Top of DATASET EXTRACT
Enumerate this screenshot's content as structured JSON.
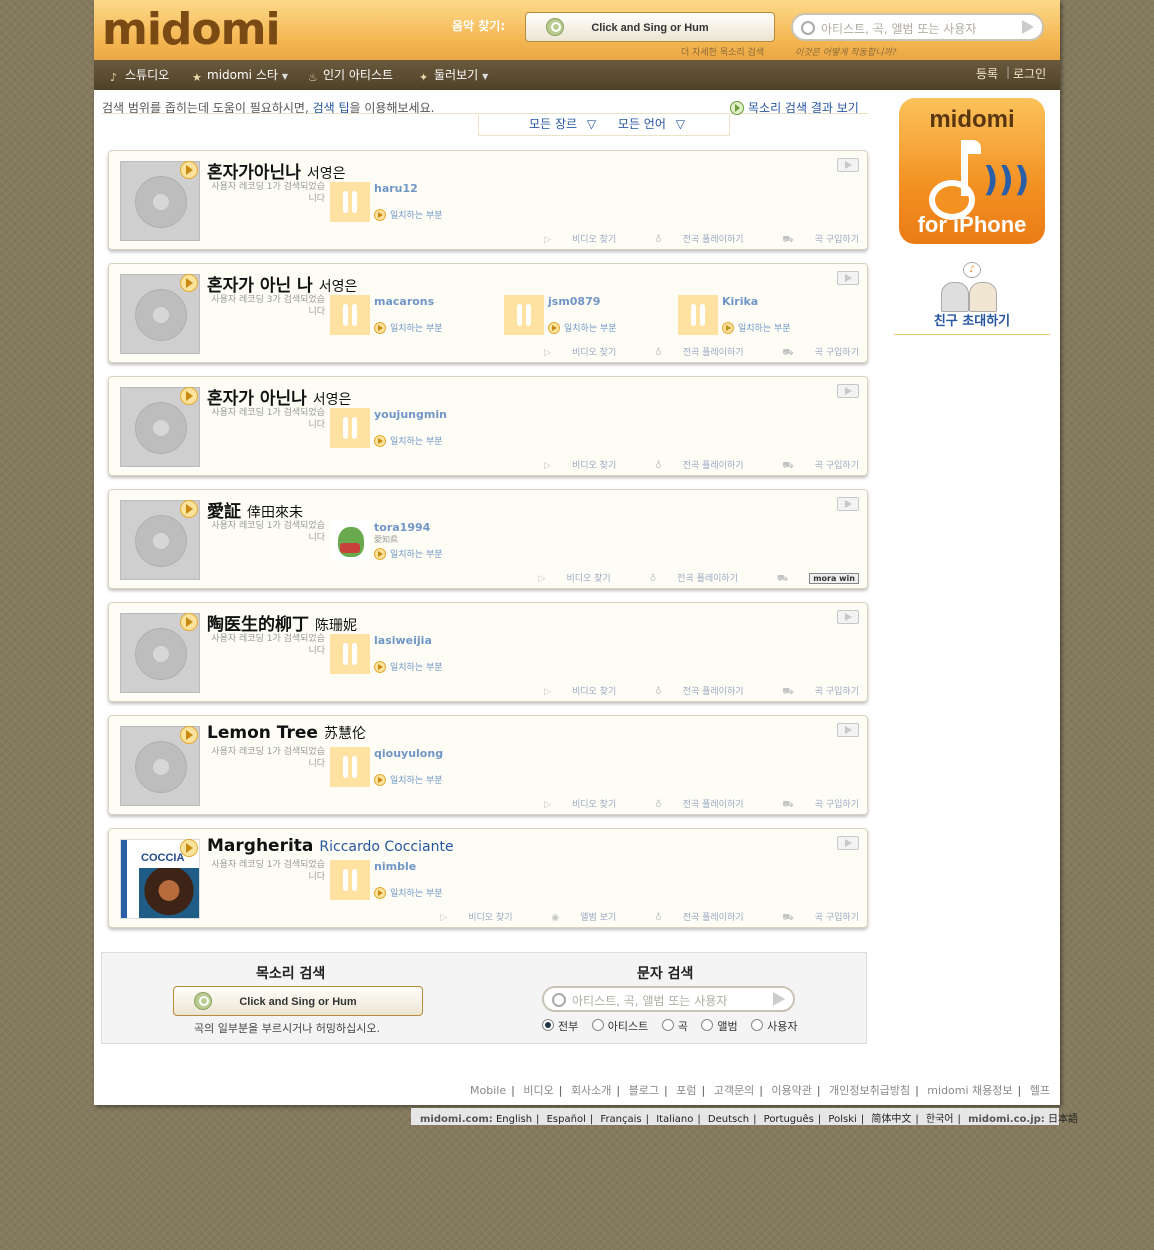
{
  "header": {
    "logo": "midomi",
    "find_music_label": "음악 찾기:",
    "voice_button": "Click and Sing or Hum",
    "search_placeholder": "아티스트, 곡, 앨범 또는 사용자",
    "voice_more": "더 자세한 목소리 검색",
    "how_it_works": "이것은 어떻게 작동합니까?"
  },
  "nav": {
    "items": [
      {
        "label": "스튜디오",
        "icon": "microphone-icon"
      },
      {
        "label": "midomi 스타",
        "icon": "star-icon",
        "dropdown": true
      },
      {
        "label": "인기 아티스트",
        "icon": "flame-icon"
      },
      {
        "label": "둘러보기",
        "icon": "bulb-icon",
        "dropdown": true
      }
    ],
    "register": "등록",
    "login": "로그인"
  },
  "tip": {
    "prefix": "검색 범위를 좁히는데 도움이 필요하시면,",
    "link": "검색 팁",
    "suffix": "을 이용해보세요.",
    "voice_results": "목소리 검색 결과 보기"
  },
  "filters": {
    "genre": "모든 장르",
    "language": "모든 언어"
  },
  "actions": {
    "video": "비디오 찾기",
    "album": "앨범 보기",
    "playlist": "전곡 플레이하기",
    "buy": "곡 구입하기",
    "mora": "mora win"
  },
  "results": [
    {
      "title": "혼자가아닌나",
      "artist": "서영은",
      "rec_count": "사용자 레코딩 1가 검색되었습니다",
      "users": [
        {
          "name": "haru12",
          "match": "일치하는 부분"
        }
      ]
    },
    {
      "title": "혼자가 아닌 나",
      "artist": "서영은",
      "rec_count": "사용자 레코딩 3가 검색되었습니다",
      "users": [
        {
          "name": "macarons",
          "match": "일치하는 부분"
        },
        {
          "name": "jsm0879",
          "match": "일치하는 부분"
        },
        {
          "name": "Kirika",
          "match": "일치하는 부분"
        }
      ]
    },
    {
      "title": "혼자가 아닌나",
      "artist": "서영은",
      "rec_count": "사용자 레코딩 1가 검색되었습니다",
      "users": [
        {
          "name": "youjungmin",
          "match": "일치하는 부분"
        }
      ]
    },
    {
      "title": "愛証",
      "artist": "倖田來未",
      "rec_count": "사용자 레코딩 1가 검색되었습니다",
      "users": [
        {
          "name": "tora1994",
          "location": "愛知県",
          "match": "일치하는 부분"
        }
      ]
    },
    {
      "title": "陶医生的柳丁",
      "artist": "陈珊妮",
      "rec_count": "사용자 레코딩 1가 검색되었습니다",
      "users": [
        {
          "name": "lasiweijia",
          "match": "일치하는 부분"
        }
      ]
    },
    {
      "title": "Lemon Tree",
      "artist": "苏慧伦",
      "rec_count": "사용자 레코딩 1가 검색되었습니다",
      "users": [
        {
          "name": "qiouyulong",
          "match": "일치하는 부분"
        }
      ]
    },
    {
      "title": "Margherita",
      "artist": "Riccardo Cocciante",
      "rec_count": "사용자 레코딩 1가 검색되었습니다",
      "album_label": "COCCIA",
      "users": [
        {
          "name": "nimble",
          "match": "일치하는 부분"
        }
      ]
    }
  ],
  "sidebar": {
    "iphone_top": "midomi",
    "iphone_bottom": "for iPhone",
    "invite": "친구 초대하기"
  },
  "bottom": {
    "voice_heading": "목소리 검색",
    "voice_button": "Click and Sing or Hum",
    "voice_hint": "곡의 일부분을 부르시거나 허밍하십시오.",
    "text_heading": "문자 검색",
    "text_placeholder": "아티스트, 곡, 앨범 또는 사용자",
    "radios": [
      {
        "label": "전부",
        "checked": true
      },
      {
        "label": "아티스트",
        "checked": false
      },
      {
        "label": "곡",
        "checked": false
      },
      {
        "label": "앨범",
        "checked": false
      },
      {
        "label": "사용자",
        "checked": false
      }
    ]
  },
  "footer": {
    "links": [
      "Mobile",
      "비디오",
      "회사소개",
      "블로그",
      "포럼",
      "고객문의",
      "이용약관",
      "개인정보취급방침",
      "midomi 채용정보",
      "헬프"
    ],
    "lang_prefix": "midomi.com:",
    "languages": [
      "English",
      "Español",
      "Français",
      "Italiano",
      "Deutsch",
      "Português",
      "Polski",
      "简体中文",
      "한국어"
    ],
    "jp_prefix": "midomi.co.jp:",
    "jp_lang": "日本語"
  },
  "colors": {
    "accent": "#f4b550",
    "link": "#2656a0",
    "nav_bg": "#5c4d33"
  }
}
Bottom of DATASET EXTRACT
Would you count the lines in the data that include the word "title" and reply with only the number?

7